--- RECORDS SUPPLIED Enclosed Below ---

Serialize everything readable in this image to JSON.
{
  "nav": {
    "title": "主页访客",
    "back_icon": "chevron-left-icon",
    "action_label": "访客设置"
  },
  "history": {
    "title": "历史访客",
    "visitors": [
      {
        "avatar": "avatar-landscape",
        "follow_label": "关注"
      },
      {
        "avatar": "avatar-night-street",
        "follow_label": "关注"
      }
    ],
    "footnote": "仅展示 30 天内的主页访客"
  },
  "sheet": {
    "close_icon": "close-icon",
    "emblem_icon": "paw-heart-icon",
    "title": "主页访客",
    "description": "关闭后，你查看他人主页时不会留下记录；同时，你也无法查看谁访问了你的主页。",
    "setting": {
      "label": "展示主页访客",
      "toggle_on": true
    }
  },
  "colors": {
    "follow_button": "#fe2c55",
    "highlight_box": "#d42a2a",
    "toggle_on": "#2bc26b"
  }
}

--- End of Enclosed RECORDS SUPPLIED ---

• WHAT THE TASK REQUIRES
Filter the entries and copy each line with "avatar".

• OUTPUT OF THE EXERCISE
        "avatar": "avatar-landscape",
        "avatar": "avatar-night-street",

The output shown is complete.